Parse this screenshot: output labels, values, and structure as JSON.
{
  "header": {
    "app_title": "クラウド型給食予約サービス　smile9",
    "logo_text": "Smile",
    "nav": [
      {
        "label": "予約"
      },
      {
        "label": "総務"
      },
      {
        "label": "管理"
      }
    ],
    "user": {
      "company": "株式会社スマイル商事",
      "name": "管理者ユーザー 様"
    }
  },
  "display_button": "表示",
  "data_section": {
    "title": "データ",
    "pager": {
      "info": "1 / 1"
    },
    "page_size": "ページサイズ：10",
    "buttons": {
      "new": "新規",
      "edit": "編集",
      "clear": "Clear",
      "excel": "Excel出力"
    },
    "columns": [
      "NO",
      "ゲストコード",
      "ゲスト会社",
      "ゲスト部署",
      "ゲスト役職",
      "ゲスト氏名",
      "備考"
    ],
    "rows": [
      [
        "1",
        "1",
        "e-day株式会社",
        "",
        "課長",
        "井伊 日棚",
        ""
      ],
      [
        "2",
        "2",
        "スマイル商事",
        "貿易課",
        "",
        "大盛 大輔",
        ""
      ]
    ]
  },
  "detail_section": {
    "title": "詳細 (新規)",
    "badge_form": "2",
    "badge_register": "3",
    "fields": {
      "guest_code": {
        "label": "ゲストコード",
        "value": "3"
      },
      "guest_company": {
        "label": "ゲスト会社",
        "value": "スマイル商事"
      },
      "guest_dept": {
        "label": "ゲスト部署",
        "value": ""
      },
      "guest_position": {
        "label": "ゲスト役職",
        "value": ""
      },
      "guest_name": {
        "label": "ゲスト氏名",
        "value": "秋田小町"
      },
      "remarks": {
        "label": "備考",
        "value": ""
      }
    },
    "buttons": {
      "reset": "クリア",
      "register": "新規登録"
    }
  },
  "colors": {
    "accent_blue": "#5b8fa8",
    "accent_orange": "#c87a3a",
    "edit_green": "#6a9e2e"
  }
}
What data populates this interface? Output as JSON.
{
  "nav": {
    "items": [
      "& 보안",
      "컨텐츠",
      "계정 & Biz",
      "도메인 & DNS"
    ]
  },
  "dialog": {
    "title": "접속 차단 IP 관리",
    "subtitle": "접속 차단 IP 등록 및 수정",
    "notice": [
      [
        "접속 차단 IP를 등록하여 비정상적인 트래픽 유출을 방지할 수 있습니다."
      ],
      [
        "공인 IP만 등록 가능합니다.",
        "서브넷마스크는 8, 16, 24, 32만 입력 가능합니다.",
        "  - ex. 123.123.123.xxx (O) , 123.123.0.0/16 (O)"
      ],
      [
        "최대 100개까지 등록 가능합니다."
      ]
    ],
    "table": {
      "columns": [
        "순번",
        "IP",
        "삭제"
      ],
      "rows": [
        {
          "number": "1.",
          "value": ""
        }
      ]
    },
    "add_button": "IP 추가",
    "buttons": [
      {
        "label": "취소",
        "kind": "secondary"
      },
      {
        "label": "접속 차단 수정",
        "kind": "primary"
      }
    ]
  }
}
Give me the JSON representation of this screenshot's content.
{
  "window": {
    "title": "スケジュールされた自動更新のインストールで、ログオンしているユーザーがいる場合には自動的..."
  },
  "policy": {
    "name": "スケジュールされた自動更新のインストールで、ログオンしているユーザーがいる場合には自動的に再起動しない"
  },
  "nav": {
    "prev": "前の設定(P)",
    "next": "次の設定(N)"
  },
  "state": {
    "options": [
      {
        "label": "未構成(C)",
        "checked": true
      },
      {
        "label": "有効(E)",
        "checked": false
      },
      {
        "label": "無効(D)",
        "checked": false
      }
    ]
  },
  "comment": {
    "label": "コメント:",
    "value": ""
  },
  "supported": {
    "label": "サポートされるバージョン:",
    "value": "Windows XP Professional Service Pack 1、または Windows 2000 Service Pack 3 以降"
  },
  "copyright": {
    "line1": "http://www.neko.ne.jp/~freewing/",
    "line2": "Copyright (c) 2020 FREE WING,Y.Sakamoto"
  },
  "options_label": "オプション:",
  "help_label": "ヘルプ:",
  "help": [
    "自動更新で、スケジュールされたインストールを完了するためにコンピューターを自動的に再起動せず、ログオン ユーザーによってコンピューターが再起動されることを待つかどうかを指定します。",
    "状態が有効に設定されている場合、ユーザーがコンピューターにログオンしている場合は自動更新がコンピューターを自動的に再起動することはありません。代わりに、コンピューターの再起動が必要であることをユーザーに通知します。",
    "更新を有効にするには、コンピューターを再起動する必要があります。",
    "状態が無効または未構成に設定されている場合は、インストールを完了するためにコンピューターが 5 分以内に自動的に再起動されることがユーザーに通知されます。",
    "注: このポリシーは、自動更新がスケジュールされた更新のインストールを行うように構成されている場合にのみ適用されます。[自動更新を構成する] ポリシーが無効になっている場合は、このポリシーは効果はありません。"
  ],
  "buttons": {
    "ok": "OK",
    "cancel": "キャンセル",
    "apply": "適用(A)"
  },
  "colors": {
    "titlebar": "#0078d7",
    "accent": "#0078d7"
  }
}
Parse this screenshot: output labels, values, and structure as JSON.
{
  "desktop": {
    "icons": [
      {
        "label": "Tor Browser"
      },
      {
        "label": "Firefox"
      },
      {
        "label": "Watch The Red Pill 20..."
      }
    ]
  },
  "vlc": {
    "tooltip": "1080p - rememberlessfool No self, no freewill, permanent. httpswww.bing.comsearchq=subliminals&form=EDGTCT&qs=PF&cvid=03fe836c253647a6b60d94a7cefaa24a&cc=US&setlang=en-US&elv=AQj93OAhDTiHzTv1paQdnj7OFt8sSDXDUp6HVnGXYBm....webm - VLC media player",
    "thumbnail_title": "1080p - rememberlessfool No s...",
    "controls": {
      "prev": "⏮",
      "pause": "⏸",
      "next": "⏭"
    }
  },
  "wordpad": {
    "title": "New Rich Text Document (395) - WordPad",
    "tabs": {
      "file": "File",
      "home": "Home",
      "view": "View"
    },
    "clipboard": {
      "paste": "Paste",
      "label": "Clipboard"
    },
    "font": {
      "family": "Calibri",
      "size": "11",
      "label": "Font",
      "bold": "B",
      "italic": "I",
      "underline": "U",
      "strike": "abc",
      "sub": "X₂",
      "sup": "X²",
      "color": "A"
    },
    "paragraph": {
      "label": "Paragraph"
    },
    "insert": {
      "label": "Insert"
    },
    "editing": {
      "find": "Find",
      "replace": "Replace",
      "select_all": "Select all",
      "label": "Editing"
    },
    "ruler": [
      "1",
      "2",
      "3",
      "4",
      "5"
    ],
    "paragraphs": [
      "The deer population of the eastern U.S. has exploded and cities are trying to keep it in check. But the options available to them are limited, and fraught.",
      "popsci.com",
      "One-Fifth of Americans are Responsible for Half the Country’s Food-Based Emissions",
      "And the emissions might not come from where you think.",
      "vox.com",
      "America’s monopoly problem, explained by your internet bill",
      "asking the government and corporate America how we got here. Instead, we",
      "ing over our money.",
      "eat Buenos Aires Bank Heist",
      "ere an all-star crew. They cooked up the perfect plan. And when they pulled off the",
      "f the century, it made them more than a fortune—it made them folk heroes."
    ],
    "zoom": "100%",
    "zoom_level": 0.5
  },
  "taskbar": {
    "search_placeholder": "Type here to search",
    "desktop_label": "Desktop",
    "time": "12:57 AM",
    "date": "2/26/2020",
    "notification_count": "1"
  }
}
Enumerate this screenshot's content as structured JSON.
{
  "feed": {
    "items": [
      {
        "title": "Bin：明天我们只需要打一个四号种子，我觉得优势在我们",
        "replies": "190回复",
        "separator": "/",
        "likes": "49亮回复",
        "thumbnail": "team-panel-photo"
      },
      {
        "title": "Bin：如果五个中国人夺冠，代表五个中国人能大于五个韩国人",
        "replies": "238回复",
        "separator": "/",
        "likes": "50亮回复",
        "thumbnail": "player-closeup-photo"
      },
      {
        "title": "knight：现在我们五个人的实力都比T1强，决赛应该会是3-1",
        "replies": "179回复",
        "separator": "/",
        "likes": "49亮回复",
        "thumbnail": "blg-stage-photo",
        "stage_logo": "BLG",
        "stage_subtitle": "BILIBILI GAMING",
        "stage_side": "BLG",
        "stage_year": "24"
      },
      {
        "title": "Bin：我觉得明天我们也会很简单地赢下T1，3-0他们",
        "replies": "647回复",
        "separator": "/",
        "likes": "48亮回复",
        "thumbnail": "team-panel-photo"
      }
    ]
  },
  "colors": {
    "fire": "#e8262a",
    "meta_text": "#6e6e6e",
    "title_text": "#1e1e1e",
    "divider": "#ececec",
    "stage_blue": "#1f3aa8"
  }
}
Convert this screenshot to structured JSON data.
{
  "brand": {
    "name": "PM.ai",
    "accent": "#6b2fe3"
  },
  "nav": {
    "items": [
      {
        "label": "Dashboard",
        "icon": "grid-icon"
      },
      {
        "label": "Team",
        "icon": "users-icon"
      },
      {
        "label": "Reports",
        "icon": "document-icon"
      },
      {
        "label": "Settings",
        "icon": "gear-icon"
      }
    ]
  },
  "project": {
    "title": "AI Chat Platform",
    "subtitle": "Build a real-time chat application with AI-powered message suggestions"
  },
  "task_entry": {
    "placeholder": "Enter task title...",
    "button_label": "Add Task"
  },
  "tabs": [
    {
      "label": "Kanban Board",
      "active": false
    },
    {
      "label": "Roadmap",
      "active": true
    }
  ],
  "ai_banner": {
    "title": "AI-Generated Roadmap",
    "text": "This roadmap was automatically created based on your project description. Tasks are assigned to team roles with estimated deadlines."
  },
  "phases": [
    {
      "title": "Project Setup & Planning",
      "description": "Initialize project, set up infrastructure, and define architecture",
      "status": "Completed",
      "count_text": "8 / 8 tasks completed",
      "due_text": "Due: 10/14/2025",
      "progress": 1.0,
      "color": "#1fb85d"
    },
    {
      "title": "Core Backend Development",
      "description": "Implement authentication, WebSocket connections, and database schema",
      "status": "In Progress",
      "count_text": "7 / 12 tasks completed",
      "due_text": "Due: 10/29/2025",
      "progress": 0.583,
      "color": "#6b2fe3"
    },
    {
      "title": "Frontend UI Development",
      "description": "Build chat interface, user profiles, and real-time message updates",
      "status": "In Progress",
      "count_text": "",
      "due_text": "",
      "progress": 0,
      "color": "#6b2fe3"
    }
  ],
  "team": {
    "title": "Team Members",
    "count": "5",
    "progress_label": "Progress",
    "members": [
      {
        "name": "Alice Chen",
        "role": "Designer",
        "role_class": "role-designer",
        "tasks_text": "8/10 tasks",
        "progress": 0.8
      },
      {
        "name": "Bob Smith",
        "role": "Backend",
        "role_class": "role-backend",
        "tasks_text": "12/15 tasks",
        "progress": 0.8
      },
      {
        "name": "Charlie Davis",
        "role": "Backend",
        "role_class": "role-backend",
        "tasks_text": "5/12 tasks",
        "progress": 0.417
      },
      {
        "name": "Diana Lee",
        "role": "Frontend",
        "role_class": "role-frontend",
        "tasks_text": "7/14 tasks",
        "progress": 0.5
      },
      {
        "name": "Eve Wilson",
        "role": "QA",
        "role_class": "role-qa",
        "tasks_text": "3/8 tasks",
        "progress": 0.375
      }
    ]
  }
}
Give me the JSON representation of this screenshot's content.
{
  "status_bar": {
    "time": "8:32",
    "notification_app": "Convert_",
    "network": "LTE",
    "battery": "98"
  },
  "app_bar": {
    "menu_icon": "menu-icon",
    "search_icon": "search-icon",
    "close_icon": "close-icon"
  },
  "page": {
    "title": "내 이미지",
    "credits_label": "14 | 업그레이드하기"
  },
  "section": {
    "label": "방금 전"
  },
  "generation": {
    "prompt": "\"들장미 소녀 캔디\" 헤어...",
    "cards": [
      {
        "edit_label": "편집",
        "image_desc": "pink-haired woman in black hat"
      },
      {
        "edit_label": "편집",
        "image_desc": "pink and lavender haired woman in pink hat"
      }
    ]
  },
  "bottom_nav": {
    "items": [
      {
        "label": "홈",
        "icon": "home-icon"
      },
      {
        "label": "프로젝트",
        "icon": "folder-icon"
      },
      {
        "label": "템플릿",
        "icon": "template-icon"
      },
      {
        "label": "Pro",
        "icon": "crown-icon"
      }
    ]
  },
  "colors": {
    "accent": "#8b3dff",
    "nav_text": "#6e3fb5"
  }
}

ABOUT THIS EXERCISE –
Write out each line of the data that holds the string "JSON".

ANSWER TO THE EXERCISE –
Parse this screenshot: output labels, values, and structure as JSON.
What data populates this interface? Output as JSON.
Give me the JSON representation of this screenshot's content.
Parse this screenshot: output labels, values, and structure as JSON.
Enumerate this screenshot's content as structured JSON.
Convert this screenshot to structured JSON data.
Give me the JSON representation of this screenshot's content.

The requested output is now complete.